→ WHAT NEEDS TO BE DONE: Present the data once more in exactly its original form.

→ EXERCISE DATA:

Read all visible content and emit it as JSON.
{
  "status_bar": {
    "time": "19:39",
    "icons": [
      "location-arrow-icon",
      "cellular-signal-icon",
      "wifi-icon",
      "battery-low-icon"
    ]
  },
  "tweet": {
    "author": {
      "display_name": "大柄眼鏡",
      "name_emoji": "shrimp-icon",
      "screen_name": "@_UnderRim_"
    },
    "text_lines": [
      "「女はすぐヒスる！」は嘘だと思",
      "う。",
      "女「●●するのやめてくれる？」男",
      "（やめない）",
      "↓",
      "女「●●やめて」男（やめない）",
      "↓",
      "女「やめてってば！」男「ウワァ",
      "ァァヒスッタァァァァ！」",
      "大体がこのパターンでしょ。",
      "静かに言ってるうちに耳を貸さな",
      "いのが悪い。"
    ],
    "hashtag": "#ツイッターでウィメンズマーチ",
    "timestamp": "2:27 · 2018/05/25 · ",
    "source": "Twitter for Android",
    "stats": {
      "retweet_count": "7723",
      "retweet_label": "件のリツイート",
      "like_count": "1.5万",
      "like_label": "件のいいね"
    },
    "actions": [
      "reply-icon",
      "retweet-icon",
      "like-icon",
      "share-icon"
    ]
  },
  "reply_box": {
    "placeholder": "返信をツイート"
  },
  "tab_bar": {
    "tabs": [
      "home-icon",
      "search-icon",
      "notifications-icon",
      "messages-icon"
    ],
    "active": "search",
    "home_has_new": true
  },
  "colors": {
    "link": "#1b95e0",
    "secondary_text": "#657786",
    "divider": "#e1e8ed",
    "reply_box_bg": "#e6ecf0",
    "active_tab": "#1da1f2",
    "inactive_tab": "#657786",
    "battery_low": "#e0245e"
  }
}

→ RESULT BELOW:
Read all visible content and emit it as JSON.
{
  "status_bar": {
    "time": "19:39",
    "icons": [
      "location-arrow-icon",
      "cellular-signal-icon",
      "wifi-icon",
      "battery-low-icon"
    ]
  },
  "tweet": {
    "author": {
      "display_name": "大柄眼鏡",
      "name_emoji": "shrimp-icon",
      "screen_name": "@_UnderRim_"
    },
    "text_lines": [
      "「女はすぐヒスる！」は嘘だと思",
      "う。",
      "女「●●するのやめてくれる？」男",
      "（やめない）",
      "↓",
      "女「●●やめて」男（やめない）",
      "↓",
      "女「やめてってば！」男「ウワァ",
      "ァァヒスッタァァァァ！」",
      "大体がこのパターンでしょ。",
      "静かに言ってるうちに耳を貸さな",
      "いのが悪い。"
    ],
    "hashtag": "#ツイッターでウィメンズマーチ",
    "timestamp": "2:27 · 2018/05/25 · ",
    "source": "Twitter for Android",
    "stats": {
      "retweet_count": "7723",
      "retweet_label": "件のリツイート",
      "like_count": "1.5万",
      "like_label": "件のいいね"
    },
    "actions": [
      "reply-icon",
      "retweet-icon",
      "like-icon",
      "share-icon"
    ]
  },
  "reply_box": {
    "placeholder": "返信をツイート"
  },
  "tab_bar": {
    "tabs": [
      "home-icon",
      "search-icon",
      "notifications-icon",
      "messages-icon"
    ],
    "active": "search",
    "home_has_new": true
  },
  "colors": {
    "link": "#1b95e0",
    "secondary_text": "#657786",
    "divider": "#e1e8ed",
    "reply_box_bg": "#e6ecf0",
    "active_tab": "#1da1f2",
    "inactive_tab": "#657786",
    "battery_low": "#e0245e"
  }
}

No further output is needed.